WHAT THE TASK REQUIRES: An exact reproduction of all entries is required.

RECORDS:
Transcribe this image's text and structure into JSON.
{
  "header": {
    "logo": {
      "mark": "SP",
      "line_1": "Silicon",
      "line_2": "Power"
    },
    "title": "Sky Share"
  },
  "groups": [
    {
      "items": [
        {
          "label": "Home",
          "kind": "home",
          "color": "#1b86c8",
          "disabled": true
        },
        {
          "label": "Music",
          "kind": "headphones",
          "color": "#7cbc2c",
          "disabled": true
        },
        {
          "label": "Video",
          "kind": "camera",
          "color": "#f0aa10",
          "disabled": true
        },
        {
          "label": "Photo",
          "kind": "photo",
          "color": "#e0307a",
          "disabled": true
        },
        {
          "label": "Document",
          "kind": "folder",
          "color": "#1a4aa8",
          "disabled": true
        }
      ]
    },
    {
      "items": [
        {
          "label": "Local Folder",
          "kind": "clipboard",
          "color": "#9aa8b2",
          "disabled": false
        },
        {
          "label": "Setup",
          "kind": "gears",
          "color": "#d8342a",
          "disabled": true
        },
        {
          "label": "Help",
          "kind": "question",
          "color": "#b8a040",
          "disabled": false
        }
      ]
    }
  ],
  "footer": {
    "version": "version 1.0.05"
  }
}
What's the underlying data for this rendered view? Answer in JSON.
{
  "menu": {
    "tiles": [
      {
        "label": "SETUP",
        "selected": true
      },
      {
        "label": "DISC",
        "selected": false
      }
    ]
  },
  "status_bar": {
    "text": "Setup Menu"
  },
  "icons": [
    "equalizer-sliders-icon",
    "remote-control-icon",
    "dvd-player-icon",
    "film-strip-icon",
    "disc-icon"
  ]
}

EXERCISE RESPONSE:
Transcribe this image's text and structure into JSON.
{
  "header": {
    "logo": {
      "mark": "SP",
      "line_1": "Silicon",
      "line_2": "Power"
    },
    "title": "Sky Share"
  },
  "groups": [
    {
      "items": [
        {
          "label": "Home",
          "kind": "home",
          "color": "#1b86c8",
          "disabled": true
        },
        {
          "label": "Music",
          "kind": "headphones",
          "color": "#7cbc2c",
          "disabled": true
        },
        {
          "label": "Video",
          "kind": "camera",
          "color": "#f0aa10",
          "disabled": true
        },
        {
          "label": "Photo",
          "kind": "photo",
          "color": "#e0307a",
          "disabled": true
        },
        {
          "label": "Document",
          "kind": "folder",
          "color": "#1a4aa8",
          "disabled": true
        }
      ]
    },
    {
      "items": [
        {
          "label": "Local Folder",
          "kind": "clipboard",
          "color": "#9aa8b2",
          "disabled": false
        },
        {
          "label": "Setup",
          "kind": "gears",
          "color": "#d8342a",
          "disabled": true
        },
        {
          "label": "Help",
          "kind": "question",
          "color": "#b8a040",
          "disabled": false
        }
      ]
    }
  ],
  "footer": {
    "version": "version 1.0.05"
  }
}
What's the underlying data for this rendered view? Answer in JSON.
{
  "menu": {
    "tiles": [
      {
        "label": "SETUP",
        "selected": true
      },
      {
        "label": "DISC",
        "selected": false
      }
    ]
  },
  "status_bar": {
    "text": "Setup Menu"
  },
  "icons": [
    "equalizer-sliders-icon",
    "remote-control-icon",
    "dvd-player-icon",
    "film-strip-icon",
    "disc-icon"
  ]
}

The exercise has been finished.